28. See Richard Abel, op. cit., supra, n.2. I discuss this argument at some length in "Marxism, Communism, and Narcissism" (1990) 15, Law and Social Inquiry 707-30.

29. "The Sources of Stalinism," Nauka i Zhizn, 1988, no.11, 45-55, in English in Soviet Law and Government, Summer 1990, v.29, no.1, 8.

30. See "Marxism and the Rule of Law. . ."

31. This key point, often neglected or denied by contemporary liberals, cannot be emphasized enough. It has been particularly well made by Stephen Holmes, and my debt to him in what follows is plain. See, for example, Passion and Constraint, University of Chicago Press, Chicago, 1995; and, with Cass Sunstein, The Cost of Rights, Norton, New York, 1999. Cf. also my "Virtuous Circles. Antipodean Reflections on Power, Institutions and Civil Society" (Winter 1997) 11, 1 East European Politics and Societies, 36-88, and "The Quality of Civility . . . "

32. World Development Report, 1997. The State in a Changing World, Oxford University Press, Oxford, 1997.

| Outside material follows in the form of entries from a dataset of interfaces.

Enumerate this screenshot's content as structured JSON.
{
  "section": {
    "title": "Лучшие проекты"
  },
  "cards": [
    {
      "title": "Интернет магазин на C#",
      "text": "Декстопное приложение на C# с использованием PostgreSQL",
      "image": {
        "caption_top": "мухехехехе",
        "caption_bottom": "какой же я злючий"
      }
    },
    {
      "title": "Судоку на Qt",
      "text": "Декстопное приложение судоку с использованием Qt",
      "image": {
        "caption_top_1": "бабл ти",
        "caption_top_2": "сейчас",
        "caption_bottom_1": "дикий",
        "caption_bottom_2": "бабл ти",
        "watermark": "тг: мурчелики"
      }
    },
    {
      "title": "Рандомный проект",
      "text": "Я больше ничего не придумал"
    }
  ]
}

33. Holmes make this point tellingly in drawing lessons for liberals from the incapacities of the present Russian state, no longer excessively strong but excessively weak. See "What Russia Teaches Us Now: How Weak States Threaten Freedom" (July-August 1997) American Prospect 33.

34. See, e.g., for a distinction between 'despotic' and 'infrastructural' states, Michael Mann, State, War and Capitalism, Blackwell, Oxford, 1988, 32. See also his Sources of Social Power, vol. 1, Cambridge University Press, Cambridge, 1986, 477: Here, and more crisply, Mann contrasts "power over civil society, that is, despotism" and "the power to coordinate civil society, that is, infrastructural power." See the good use made of this distinction in John Hobson and Linda Weiss, States and Economic Development, Polity Press, Cambridge, 1995. For a related distinction between "capstone" and "organic" states, see John A. Hall, Powers and Liberties. The Causes and Consequences of the Rise of the West, London, 1985. Cf. my Between Fear and Hope, chapter 5, "The Good That Governments Do.'

35. On re-reading Kolakowski's credo, I (re-)discovered that in this, as in most things, he was ahead of me. His opening paragraph is: "Motto: 'Please step forward to the rear!' This is an approximate translation of a request I once heard in a tram-car in Warsaw. I propose it as a slogan for the mighty International that will never exist." I prefer the relative optimism of my conclusion, which might be rephrased as "Please step backward to the front," but its inspiration is clear.